Margie from Pueblo West, CO writes:

We just bought a new computer and it has a 4GB memory and am reading we should avoid buying. Oh my…why should it be more and what is the bad part about the 4 GB memory?

Mark from Brampton writes:

In your article ‘Does The Brand Of Computer Matter?’ you said “Avoid 4 GB or lower of system memory and over 16 GB”. The ideal range is 8 to 16 GB”. Why is more than 16 GB something to avoid? I always thought the more RAM the better.


Normally we don’t group questions together at WorldStart, but both of these questions were submitted as a followup to my article Does The Brand Of Computer Matter? and it seemed appropriate to answer them both in the same article. In that article when discussing specs to look for I stated:

“Memory: Avoid 4 GB or lower of system memory and over 16 GB. The ideal range is 8 to 16 GB.”

So to answer Margie’s question first, having under 4GB of memory is not a disaster, but it’s definitely something you may consider upgrading in the future. A modern operating system such as Windows or MacOS runs many applications in the background as part of its normal functions. Everything from core operating system functions to virus scanners to background e-mail checkers are running even when you’re simply browsing a web page.

Each of these applications uses RAM and the more of them you have in the background, the more of your system’s memory is used before you even begin to launch applications. For example the screenshot below shows my Windows 8 computer with only my web browser open, but you can see that already 2.4 GB of memory is used.

The next question was asked by Mark:  if more RAM is better then why not get as much as you can? Why stop at 16GB? While there is nothing technically wrong with having more than 16GB of RAM, the benefits of having more RAM only come into effect if you’re using the existing RAM fully. If you use 70% of 8 GB of RAM on a typical day, then you won’t see any performance improvement with 16GB of RAM since over 10 GB of it would sit unused.

For example, below I loaded my machine up with my typical daily grouping of mail clients, web browsers, image editing programs, office suite programs and various other things I regularly use. While my RAM usage did spike up to 4.6 GB, (which would leave me out of memory if I had 4 GB) there would of been no benefit to having 32 GB of RAN instead of the 8 I currently have.

The final recommend total in my article of 8 GB to 16 GB of memory, is based on the average usage of memory by most users and the current price of RAM. Third party sellers of memory will typically offer 16 GB of RAM in a two chip (8 GB per chip) configuration for $110 to $150 and 8 GB of RAM in a two chip (4 GB per chip) configuration for $50 to $80. Buying increased memory from the PC manufacturer will often cost you significantly more then buying it from a third party and doing the upgrade yourself.


P.S. Wondering why I recommended two chip configurations instead of a single larger chip?

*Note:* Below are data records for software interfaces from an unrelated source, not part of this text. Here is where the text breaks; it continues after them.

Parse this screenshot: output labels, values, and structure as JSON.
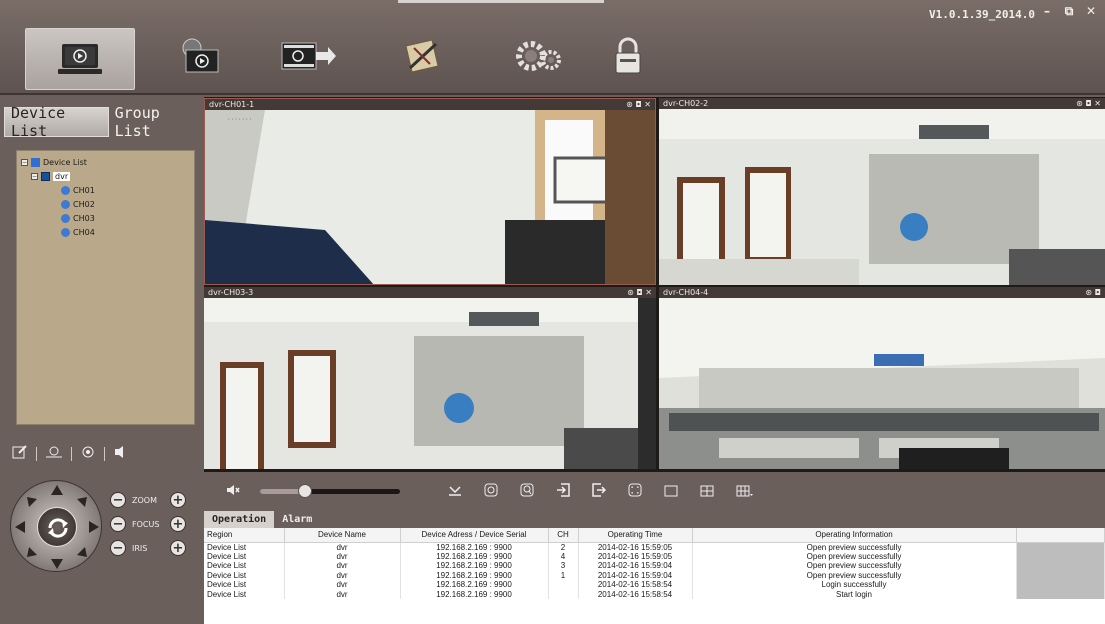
{
  "app": {
    "version": "V1.0.1.39_2014.0",
    "window_controls": [
      "–",
      "⧉",
      "✕"
    ]
  },
  "toolbar": {
    "buttons": [
      {
        "name": "preview",
        "icon": "monitor-play-icon",
        "active": true
      },
      {
        "name": "playback",
        "icon": "film-reel-icon",
        "active": false
      },
      {
        "name": "record-export",
        "icon": "film-export-icon",
        "active": false
      },
      {
        "name": "e-map",
        "icon": "map-tools-icon",
        "active": false
      },
      {
        "name": "settings",
        "icon": "gears-icon",
        "active": false
      },
      {
        "name": "lock",
        "icon": "padlock-icon",
        "active": false
      }
    ]
  },
  "left": {
    "tabs": [
      {
        "label": "Device List",
        "selected": true
      },
      {
        "label": "Group List",
        "selected": false
      }
    ],
    "tree": {
      "root": "Device List",
      "device": "dvr",
      "channels": [
        "CH01",
        "CH02",
        "CH03",
        "CH04"
      ]
    },
    "tools": [
      "edit-icon",
      "center-icon",
      "snapshot-icon",
      "audio-icon"
    ],
    "ptz": {
      "zoom_label": "ZOOM",
      "focus_label": "FOCUS",
      "iris_label": "IRIS",
      "minus": "−",
      "plus": "+"
    }
  },
  "video": {
    "panes": [
      {
        "title": "dvr-CH01-1",
        "controls": "⊛ ◘ ✕"
      },
      {
        "title": "dvr-CH02-2",
        "controls": "⊛ ◘ ✕"
      },
      {
        "title": "dvr-CH03-3",
        "controls": "⊛ ◘ ✕"
      },
      {
        "title": "dvr-CH04-4",
        "controls": "⊛ ◘"
      }
    ]
  },
  "controls": {
    "mute_icon": "speaker-mute-icon",
    "volume": 0.32,
    "buttons": [
      "download-icon",
      "record-icon",
      "zoom-in-icon",
      "import-icon",
      "export-icon",
      "fullscreen-icon",
      "single-view-icon",
      "quad-view-icon",
      "multi-view-icon"
    ]
  },
  "log": {
    "tabs": [
      {
        "label": "Operation",
        "selected": true
      },
      {
        "label": "Alarm",
        "selected": false
      }
    ],
    "columns": [
      "Region",
      "Device Name",
      "Device Adress / Device Serial",
      "CH",
      "Operating Time",
      "Operating Information"
    ],
    "rows": [
      [
        "Device List",
        "dvr",
        "192.168.2.169 : 9900",
        "2",
        "2014-02-16 15:59:05",
        "Open preview successfully"
      ],
      [
        "Device List",
        "dvr",
        "192.168.2.169 : 9900",
        "4",
        "2014-02-16 15:59:05",
        "Open preview successfully"
      ],
      [
        "Device List",
        "dvr",
        "192.168.2.169 : 9900",
        "3",
        "2014-02-16 15:59:04",
        "Open preview successfully"
      ],
      [
        "Device List",
        "dvr",
        "192.168.2.169 : 9900",
        "1",
        "2014-02-16 15:59:04",
        "Open preview successfully"
      ],
      [
        "Device List",
        "dvr",
        "192.168.2.169 : 9900",
        "",
        "2014-02-16 15:58:54",
        "Login successfully"
      ],
      [
        "Device List",
        "dvr",
        "192.168.2.169 : 9900",
        "",
        "2014-02-16 15:58:54",
        "Start login"
      ]
    ]
  }
}
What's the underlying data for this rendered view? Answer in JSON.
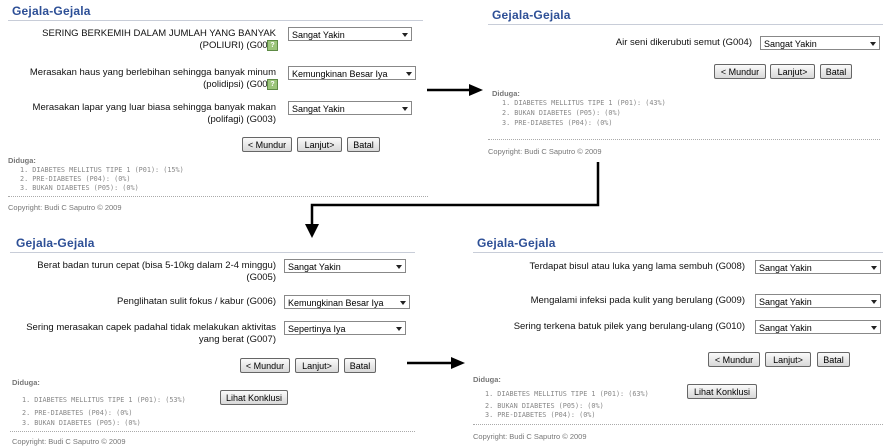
{
  "panel_title": "Gejala-Gejala",
  "diduga_label": "Diduga:",
  "copyright": "Copyright: Budi C Saputro © 2009",
  "help_glyph": "?",
  "buttons": {
    "back": "< Mundur",
    "next": "Lanjut>",
    "cancel": "Batal",
    "conclude": "Lihat Konklusi"
  },
  "panels": [
    {
      "questions": [
        {
          "text": "SERING BERKEMIH DALAM JUMLAH YANG BANYAK (POLIURI) (G001)",
          "answer": "Sangat Yakin",
          "help": true
        },
        {
          "text": "Merasakan haus yang berlebihan sehingga banyak minum (polidipsi) (G002)",
          "answer": "Kemungkinan Besar Iya",
          "help": true
        },
        {
          "text": "Merasakan lapar yang luar biasa sehingga banyak makan (polifagi) (G003)",
          "answer": "Sangat Yakin",
          "help": false
        }
      ],
      "results": [
        "1. DIABETES MELLITUS TIPE 1 (P01): (15%)",
        "2. PRE-DIABETES (P04): (0%)",
        "3. BUKAN DIABETES (P05): (0%)"
      ]
    },
    {
      "questions": [
        {
          "text": "Air seni dikerubuti semut (G004)",
          "answer": "Sangat Yakin",
          "help": false
        }
      ],
      "results": [
        "1. DIABETES MELLITUS TIPE 1 (P01): (43%)",
        "2. BUKAN DIABETES (P05): (0%)",
        "3. PRE-DIABETES (P04): (0%)"
      ]
    },
    {
      "questions": [
        {
          "text": "Berat badan turun cepat (bisa 5-10kg dalam 2-4 minggu) (G005)",
          "answer": "Sangat Yakin",
          "help": false
        },
        {
          "text": "Penglihatan sulit fokus / kabur (G006)",
          "answer": "Kemungkinan Besar Iya",
          "help": false
        },
        {
          "text": "Sering merasakan capek padahal tidak melakukan aktivitas yang berat (G007)",
          "answer": "Sepertinya Iya",
          "help": false
        }
      ],
      "results": [
        "1. DIABETES MELLITUS TIPE 1 (P01): (53%)",
        "2. PRE-DIABETES (P04): (0%)",
        "3. BUKAN DIABETES (P05): (0%)"
      ]
    },
    {
      "questions": [
        {
          "text": "Terdapat bisul atau luka yang lama sembuh (G008)",
          "answer": "Sangat Yakin",
          "help": false
        },
        {
          "text": "Mengalami infeksi pada kulit yang berulang (G009)",
          "answer": "Sangat Yakin",
          "help": false
        },
        {
          "text": "Sering terkena batuk pilek yang berulang-ulang (G010)",
          "answer": "Sangat Yakin",
          "help": false
        }
      ],
      "results": [
        "1. DIABETES MELLITUS TIPE 1 (P01): (63%)",
        "2. BUKAN DIABETES (P05): (0%)",
        "3. PRE-DIABETES (P04): (0%)"
      ]
    }
  ]
}
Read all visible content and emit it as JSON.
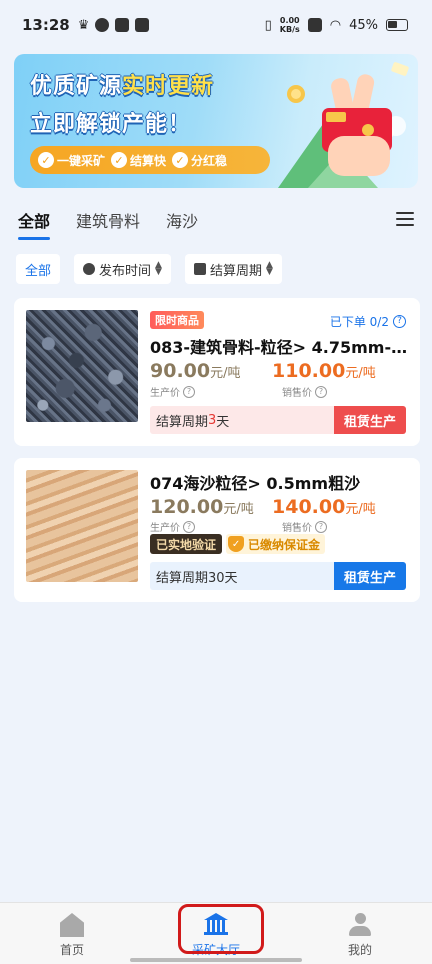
{
  "status_bar": {
    "time": "13:28",
    "netspeed_value": "0.00",
    "netspeed_unit": "KB/s",
    "battery": "45%"
  },
  "banner": {
    "line1_a": "优质矿源",
    "line1_b": "实时更新",
    "line2": "立即解锁产能！",
    "pills": [
      "一键采矿",
      "结算快",
      "分红稳"
    ]
  },
  "tabs": [
    {
      "label": "全部",
      "active": true
    },
    {
      "label": "建筑骨料",
      "active": false
    },
    {
      "label": "海沙",
      "active": false
    }
  ],
  "filters": {
    "all": "全部",
    "publish_time": "发布时间",
    "settle_cycle": "结算周期"
  },
  "products": [
    {
      "badge": "限时商品",
      "ordered": "已下单 0/2",
      "title": "083-建筑骨料-粒径> 4.75mm-…",
      "production_price": "90.00",
      "production_unit": "元/吨",
      "production_label": "生产价",
      "sale_price": "110.00",
      "sale_unit": "元/吨",
      "sale_label": "销售价",
      "settle_prefix": "结算周期",
      "settle_days": "3",
      "settle_suffix": "天",
      "button": "租赁生产"
    },
    {
      "title": "074海沙粒径> 0.5mm粗沙",
      "production_price": "120.00",
      "production_unit": "元/吨",
      "production_label": "生产价",
      "sale_price": "140.00",
      "sale_unit": "元/吨",
      "sale_label": "销售价",
      "tag_verified": "已实地验证",
      "tag_deposit": "已缴纳保证金",
      "settle_text": "结算周期30天",
      "button": "租赁生产"
    }
  ],
  "bottom_nav": [
    {
      "label": "首页",
      "icon": "home-icon"
    },
    {
      "label": "采矿大厅",
      "icon": "hall-icon"
    },
    {
      "label": "我的",
      "icon": "user-icon"
    }
  ],
  "colors": {
    "accent": "#1a73e8",
    "sale_price": "#ec6c21",
    "alert": "#ee4d4d",
    "highlight": "#d11a1a"
  }
}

Most modern computers will run memory in dual channel mode if there are two identical memory chips present, which offers significantly faster memory transfer speeds than running single channel configurations. Check your motherboard specifications or computer specifications to see how many memory slots are present, and try to upgrade in even numbers. Example: If you have four slots use sets of two with identical RAM chips.